Log onto Google and do a search for anything, and you’ll be provided with what Google interprets to be related video content. Most likely, the results will feature videos that are posted to YouTube (over other video platforms) since it’s a Google-owned platform. In other words, YouTube content has SEO Value. And since this series is all about optimizing your various SEO signals, here are ‘7 Easy Ways to Help Optimize Your YouTube Videos’.
To optimize video content for entity-driven SEO, we adapt many of the same steps that we take when optimizing written blogs and website content. As many of you know, Google’s ever-evolving algorithm has shifted away from basic keywords, and now favors ‘search entities’. An entity represents a specific topic, while acknowledging that topic’s natural relationship with related topics and how users might go about searching for them online. This is why it’s important that your video’s title properly reflects both the subject matter, and how people might go about trying to find it. And it’s exactly why I included the phrase “ways to optimize YouTube Videos” in this video’s title. Why? Because I want to attract the attention of people looking for ways to optimize YouTube videos.
But here’s a super-secret pro tip. It’s not just about the your video’s public-facing title. You can also nudge things in the right direction by renaming the source file itself. It’s why I’m uploading a file named “7-Easy-Ways-to-Optimize-YouTube-Videos” instead of “JTT_20_05_28”.

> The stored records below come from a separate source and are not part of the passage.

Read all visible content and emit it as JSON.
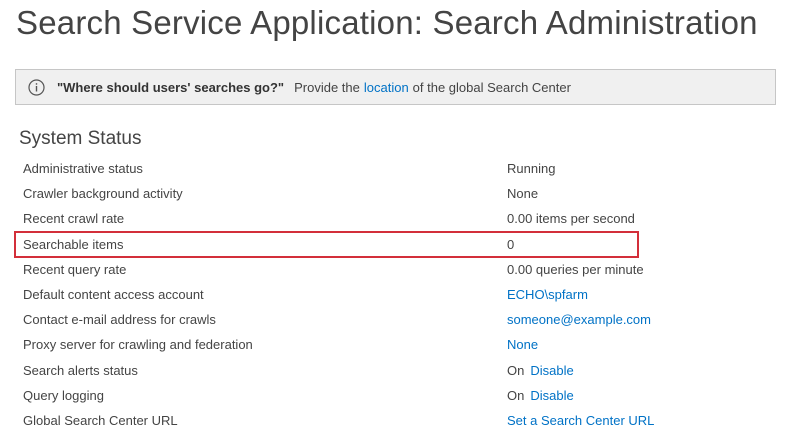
{
  "page": {
    "title": "Search Service Application: Search Administration"
  },
  "info_bar": {
    "icon": "info-icon",
    "question": "\"Where should users' searches go?\"",
    "text_before": "Provide the",
    "link_label": "location",
    "text_after": "of the global Search Center"
  },
  "system_status": {
    "title": "System Status",
    "rows": [
      {
        "label": "Administrative status",
        "value": "Running"
      },
      {
        "label": "Crawler background activity",
        "value": "None"
      },
      {
        "label": "Recent crawl rate",
        "value": "0.00 items per second"
      },
      {
        "label": "Searchable items",
        "value": "0"
      },
      {
        "label": "Recent query rate",
        "value": "0.00 queries per minute"
      },
      {
        "label": "Default content access account",
        "value": "ECHO\\spfarm"
      },
      {
        "label": "Contact e-mail address for crawls",
        "value": "someone@example.com"
      },
      {
        "label": "Proxy server for crawling and federation",
        "value": "None"
      },
      {
        "label": "Search alerts status",
        "state": "On",
        "action": "Disable"
      },
      {
        "label": "Query logging",
        "state": "On",
        "action": "Disable"
      },
      {
        "label": "Global Search Center URL",
        "value": "Set a Search Center URL"
      }
    ]
  },
  "colors": {
    "link": "#0072c6",
    "highlight_border": "#d32f3a",
    "info_bar_bg": "#f0f0f0"
  }
}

The growing popularity of video tells you everything you need to know about people’s desire to read. That said, your video description still plays a role in attracting attention, and offers specific SEO value. All in all, YouTube gives you about 5,000 characters to play with when you’re typing your description, but will limit what is immediately visible requiring someone to click the “Show More” link. Remember this when composing your video description, and make strategic word choices to attract more immediate attention.
In SEO, we talk a a lot about intent. Google’s desire to understand the intent of its users is based around the goal of providing the most applicable search results for any inquiry. When uploading a video, YouTube allows you to tag that video with specific keywords that will help the platform to understand what your video is about, so it can deliver it to those who will find it valuable. Help to streamline the process by tagging it with applicable phrases and you’ll set your videos up for greater success. Fail to do so, or tag it with unnecessary or irrelevant keywords, and you can expect your video’s performance to suffer.
Another means by which YouTube better understands the intent of its users, is through video categorization. If keyword tagging provides a very specific idea of the subject matter, as well as the intended and desired audience, video categories provide a wider understanding and serves as the first step in determining the video’s value. With that in mind, it’s important to select the most appropriate category based on your both your video’s content, and your intent as the content creator.
When uploading your video, you have the means of selecting the thumbnail image that will represent your video, as it appears to the casual user. Think of your thumbnail image as your video’s curb appeal. It’s what helps to separate your video from other search results that are vying for those clicks, and it plays a huge role in communicating the value of your content. From the image itself to the inclusion of text, as well as its dimensions, resolution and file size, your thumbnail matters. You’ll get the best results by creating a custom thumbnail as opposed to settling for YouTube’s default selection, or the freeze-frame of a random frame. As with your video itself, your image file should be sized to a 16:9 aspect ratio. It should be uploaded as a file sized to 2MB or smaller, and should be designed to be aesthetically pleasing, to communicate its subject matter, and to attract attention.
Captioning / Subtitling
Our regular viewing may remember that we’ve discussed the impact of captioning within a few different contexts. First, and most importantly is the importance of answering the needs of Google’s hearing-impaired audience. Second, comes as a result of the increasing tendency for users to view video content with the sound off. Well, as if these reasons weren’t enough, let’s refer back to our earlier mention of how there are similarities in how you optimize written and multimedia content. When publishing a blog, the text itself has SEO value due to the inclusion of search entities. By uploading video transcripts in the form of SRT files, and the creation of captions/subtitles, you are ticking three separate boxes. You’re making your content suitable for hearing-impaired viewers. You’re encouraging audience retention, should they choose to view your video without sound. And, you’re increasing the SEO value of your video.
End Screen Elements
Audience retention is a topic all to itself but, as content creators, we hope that people will view our videos to the last frame – and possibly continue on to view our related content. YouTube assists us in this, by giving us the option of incorporating cards and end-screen elements. A card (or “link card”) is an active link that verified YouTube accounts can do to encourage traffic to another location, such as their website, an alternate YouTube channel or a third-party funding site. An end-screen element can be used to encourage viewers to subscribe or view related content. By using these tools, you can help to increase views, increase traffic increase and engagement all of which is exactly what you’re looking for.